Method 2: For the cold season, store the fig tree in a garage or other heated place at around 5°C (maximum 10°C) with little light. Light irrigation about once a month will prevent the roots from drying out. Do not fertilize the fig tree during this period.

The main pests
The mealy bug, an oval-shaped insect covered in a powdery-looking white coating, is likely to settle on the fig tree, especially in hot, humid conditions. Its presence is detected by the observation on the leaves of a white, fluffy wax, a sticky texture or blackened areas. Manual scouting allows good control of its population. In the event of a heavier infestation, rinsing the fig tree with water or spraying it with a mixture of water, insecticidal soap and rubbing alcohol will reduce the insect population. Although this solution is more expensive, it is also possible to integrate mealybug predatory insects such as Cryptolaemus and green lacewing.
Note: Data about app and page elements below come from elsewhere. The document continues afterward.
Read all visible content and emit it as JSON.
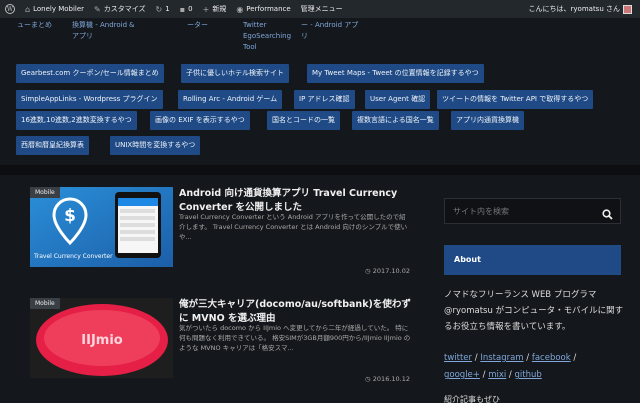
{
  "adminbar": {
    "site_name": "Lonely Mobiler",
    "customize": "カスタマイズ",
    "updates_count": "1",
    "comments_count": "0",
    "new_label": "新規",
    "performance": "Performance",
    "admin_menu": "管理メニュー",
    "greeting": "こんにちは、ryomatsu さん"
  },
  "topnav": [
    {
      "line1": "ューまとめ",
      "line2": ""
    },
    {
      "line1": "換算機 - Android",
      "line2": "アプリ"
    },
    {
      "line1": "& ",
      "line2": ""
    },
    {
      "line1": "ーター",
      "line2": ""
    },
    {
      "line1": "Twitter",
      "line2": "EgoSearching",
      "line3": "Tool"
    },
    {
      "line1": "ー - Android アプ",
      "line2": "リ"
    }
  ],
  "tags": [
    "Gearbest.com クーポン/セール情報まとめ",
    "子供に優しいホテル検索サイト",
    "My Tweet Maps - Tweet の位置情報を記録するやつ",
    "SimpleAppLinks - Wordpress プラグイン",
    "Rolling Arc - Android ゲーム",
    "IP アドレス確認",
    "User Agent 確認",
    "ツイートの情報を Twitter API で取得するやつ",
    "16進数,10進数,2進数変換するやつ",
    "画像の EXIF を表示するやつ",
    "国名とコードの一覧",
    "複数言語による国名一覧",
    "アプリ内通貨換算機",
    "西暦和暦皇紀換算表",
    "UNIX時間を変換するやつ"
  ],
  "posts": [
    {
      "category": "Mobile",
      "title": "Android 向け通貨換算アプリ Travel Currency Converter を公開しました",
      "excerpt": "Travel Currency Converter という Android アプリを作って公開したので紹介します。 Travel Currency Converter とは Android 向けのシンプルで使いや...",
      "date": "2017.10.02",
      "thumb_text": "Travel Currency Converter"
    },
    {
      "category": "Mobile",
      "title": "俺が三大キャリア(docomo/au/softbank)を使わずに MVNO を選ぶ理由",
      "excerpt": "気がついたら docomo から IIJmio へ変更してから二年が経過していた。 特に何も問題なく利用できている。 格安SIMが3GB月額900円から/IIJmio IIJmio のような MVNO キャリアは「格安スマ...",
      "date": "2016.10.12",
      "thumb_text": "IIJmio"
    }
  ],
  "sidebar": {
    "search_placeholder": "サイト内を検索",
    "about_title": "About",
    "about_text": "ノマドなフリーランス WEB プログラマ @ryomatsu がコンピュータ・モバイルに関するお役立ち情報を書いています。",
    "links": [
      "twitter",
      "Instagram",
      "facebook",
      "google+",
      "mixi",
      "github"
    ],
    "more": "紹介記事もぜひ"
  },
  "colors": {
    "accent": "#1f4a85",
    "background": "#14171b",
    "link": "#7fa7d9"
  }
}
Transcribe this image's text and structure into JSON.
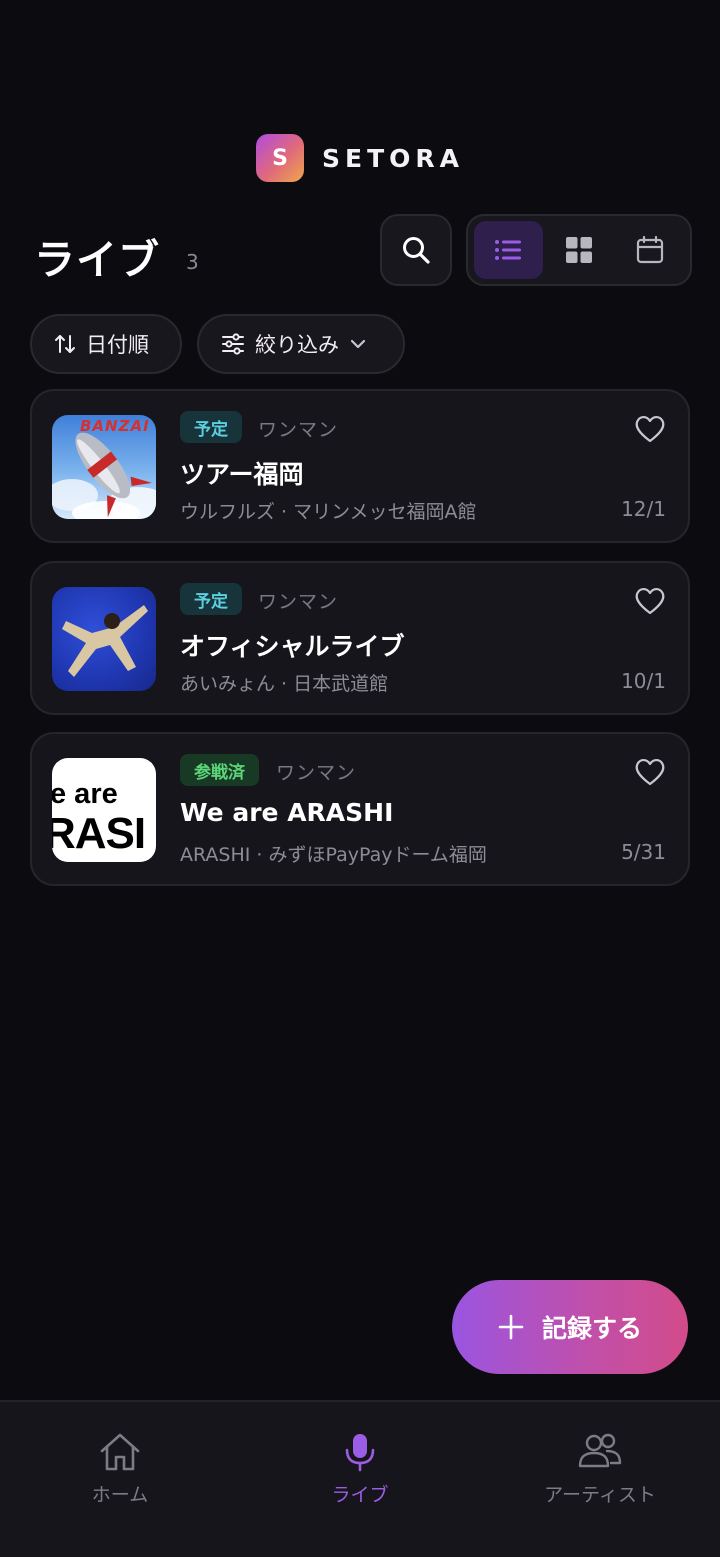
{
  "app": {
    "logo_letter": "S",
    "name": "SETORA"
  },
  "header": {
    "title": "ライブ",
    "count": "3"
  },
  "toolbar": {
    "search_icon": "search-icon",
    "views": [
      {
        "name": "list-view",
        "icon": "list-icon",
        "active": true
      },
      {
        "name": "grid-view",
        "icon": "grid-icon",
        "active": false
      },
      {
        "name": "calendar-view",
        "icon": "calendar-icon",
        "active": false
      }
    ]
  },
  "filters": {
    "sort_label": "日付順",
    "filter_label": "絞り込み"
  },
  "lives": [
    {
      "status": "予定",
      "status_type": "scheduled",
      "type": "ワンマン",
      "title": "ツアー福岡",
      "subtitle": "ウルフルズ · マリンメッセ福岡A館",
      "date": "12/1",
      "thumb_text": "BANZAI"
    },
    {
      "status": "予定",
      "status_type": "scheduled",
      "type": "ワンマン",
      "title": "オフィシャルライブ",
      "subtitle": "あいみょん · 日本武道館",
      "date": "10/1"
    },
    {
      "status": "参戦済",
      "status_type": "attended",
      "type": "ワンマン",
      "title": "We are ARASHI",
      "subtitle": "ARASHI · みずほPayPayドーム福岡",
      "date": "5/31",
      "thumb_text_1": "e are",
      "thumb_text_2": "RASI"
    }
  ],
  "fab": {
    "label": "記録する"
  },
  "nav": {
    "home": "ホーム",
    "live": "ライブ",
    "artist": "アーティスト"
  },
  "colors": {
    "background": "#0c0b10",
    "accent": "#9b5de5",
    "scheduled": "#5ccfe0",
    "attended": "#5cd47a"
  }
}
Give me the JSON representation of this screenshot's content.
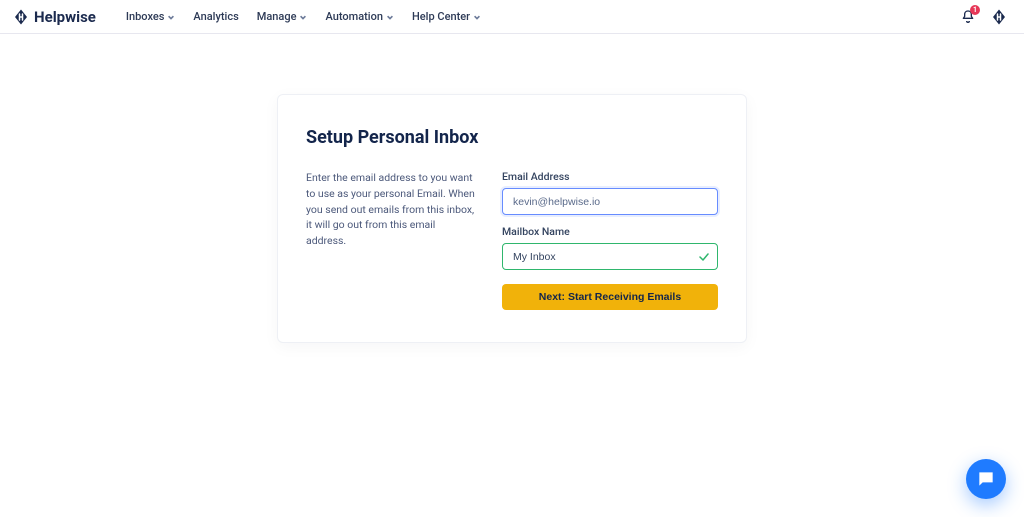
{
  "brand": {
    "name": "Helpwise"
  },
  "nav": {
    "items": [
      {
        "label": "Inboxes",
        "caret": true
      },
      {
        "label": "Analytics",
        "caret": false
      },
      {
        "label": "Manage",
        "caret": true
      },
      {
        "label": "Automation",
        "caret": true
      },
      {
        "label": "Help Center",
        "caret": true
      }
    ],
    "notification_count": "1"
  },
  "card": {
    "title": "Setup Personal Inbox",
    "description": "Enter the email address to you want to use as your personal Email. When you send out emails from this inbox, it will go out from this email address.",
    "email_label": "Email Address",
    "email_value": "kevin@helpwise.io",
    "name_label": "Mailbox Name",
    "name_value": "My Inbox",
    "next_label": "Next: Start Receiving Emails"
  }
}
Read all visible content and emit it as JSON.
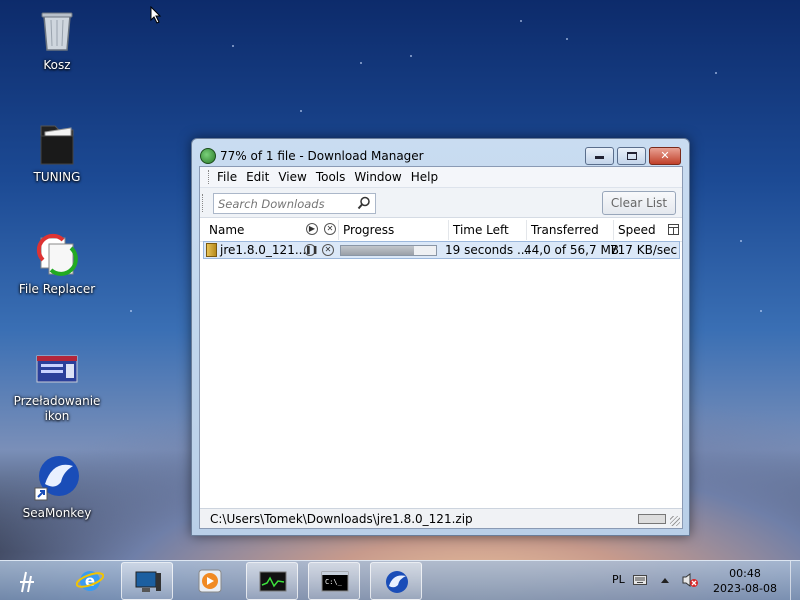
{
  "desktop": {
    "icons": [
      {
        "label": "Kosz"
      },
      {
        "label": "TUNING"
      },
      {
        "label": "File Replacer"
      },
      {
        "label": "Przeładowanie ikon"
      },
      {
        "label": "SeaMonkey"
      }
    ]
  },
  "window": {
    "title": "77% of 1 file - Download Manager",
    "controls": {
      "minimize": "▭",
      "maximize": "▢",
      "close": "✕"
    },
    "menu": [
      "File",
      "Edit",
      "View",
      "Tools",
      "Window",
      "Help"
    ],
    "search": {
      "placeholder": "Search Downloads",
      "value": ""
    },
    "clear_list": "Clear List",
    "columns": {
      "name": "Name",
      "progress": "Progress",
      "time_left": "Time Left",
      "transferred": "Transferred",
      "speed": "Speed"
    },
    "downloads": [
      {
        "name": "jre1.8.0_121....",
        "progress": 0.77,
        "time_left": "19 seconds ...",
        "transferred": "44,0 of 56,7 MB",
        "speed": "717 KB/sec"
      }
    ],
    "status_path": "C:\\Users\\Tomek\\Downloads\\jre1.8.0_121.zip"
  },
  "taskbar": {
    "language": "PL",
    "time": "00:48",
    "date": "2023-08-08"
  }
}
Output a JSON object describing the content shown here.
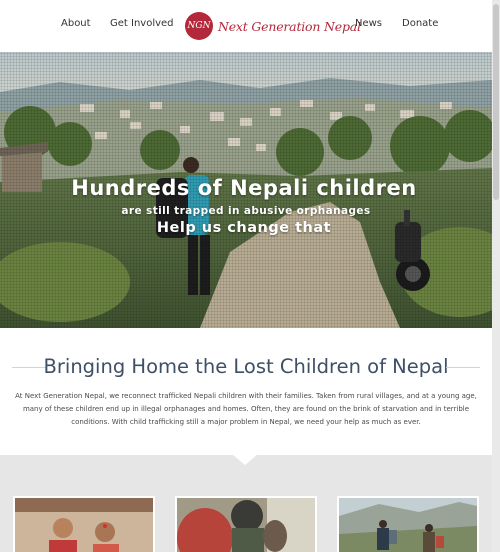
{
  "nav": {
    "about": "About",
    "get_involved": "Get Involved",
    "logo_text": "Next Generation Nepal",
    "logo_mark": "NGN",
    "news": "News",
    "donate": "Donate"
  },
  "hero": {
    "headline": "Hundreds of Nepali children",
    "subline": "are still trapped in abusive orphanages",
    "cta": "Help us change that"
  },
  "mission": {
    "title": "Bringing Home the Lost Children of Nepal",
    "body": "At Next Generation Nepal, we reconnect trafficked Nepali children with their families. Taken from rural villages, and at a young age, many of these children end up in illegal orphanages and homes. Often, they are found on the brink of starvation and in terrible conditions. With child trafficking still a major problem in Nepal, we need your help as much as ever."
  },
  "colors": {
    "brand": "#b3283a",
    "title": "#3e4f66"
  }
}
The two-spotted spider mite, commonly known as the red spider mite, can also settle on the fig tree, especially in a hot and dry climate. The presence of small cobwebs makes it possible to detect this insect, the adult of which is either yellow with two black dots, or red or orange. When well established on a plant, the foliage turns yellowish, grayish or bronze in color before falling to the ground. Misting the leaves and more frequent irrigation can slow its spread. Insect predators of spider mites are also available from specialty biocontrol retailers.

Interesting resources to learn more
REICH, Lee, Growing Figs in Cold Climates, A complete guide, New Society Publishers, 2021, 115 p.

Various forums bringing together people passionate about fig tree cultivation are also accessible on social networks.